Podcast: Play in new window | Download (Duration: 17:15 — 31.6MB) | EmbedSubscribe: Android | Email | Google Podcasts | RSSChris Valasek, the Director of Vehicle Research at IOActive speaks with Security Ledger Editor in Chief Paul Roberts about his recent research on vulnerabilities in late model vehicles by Chrysler. Valasek and his partner Charlie Miller recently demonstrated a way to take control of a Jeep Cherokee wirelessly using software based attacks.
Automakers must pay as much attention to the integrity and security of the software running modern vehicles as they pay to areas such as metallurgy, impact protection, seat belts, and materials science argues Gary Mcgraw, the Vice President of Security Technology at the firm Synopsis.

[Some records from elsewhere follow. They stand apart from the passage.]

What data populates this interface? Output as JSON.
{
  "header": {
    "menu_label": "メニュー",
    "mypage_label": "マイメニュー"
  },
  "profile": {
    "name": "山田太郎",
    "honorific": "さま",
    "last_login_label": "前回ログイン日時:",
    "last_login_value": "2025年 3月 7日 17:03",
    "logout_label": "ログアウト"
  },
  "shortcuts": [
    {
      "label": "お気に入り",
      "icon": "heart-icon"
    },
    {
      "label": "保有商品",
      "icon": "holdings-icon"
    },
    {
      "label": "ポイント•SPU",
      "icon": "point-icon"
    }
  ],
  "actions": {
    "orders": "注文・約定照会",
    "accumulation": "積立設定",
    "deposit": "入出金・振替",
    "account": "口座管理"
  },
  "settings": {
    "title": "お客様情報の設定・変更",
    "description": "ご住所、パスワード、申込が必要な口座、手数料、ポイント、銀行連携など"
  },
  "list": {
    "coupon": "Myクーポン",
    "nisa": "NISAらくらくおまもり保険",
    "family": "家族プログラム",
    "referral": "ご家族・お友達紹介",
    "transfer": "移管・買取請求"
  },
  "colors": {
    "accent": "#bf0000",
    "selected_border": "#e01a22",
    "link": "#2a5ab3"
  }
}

Autonomous driving technology has the potential to save many more lives than it takes. But that may not matter if the public becomes convinced that autonomous vehicles are a danger to society.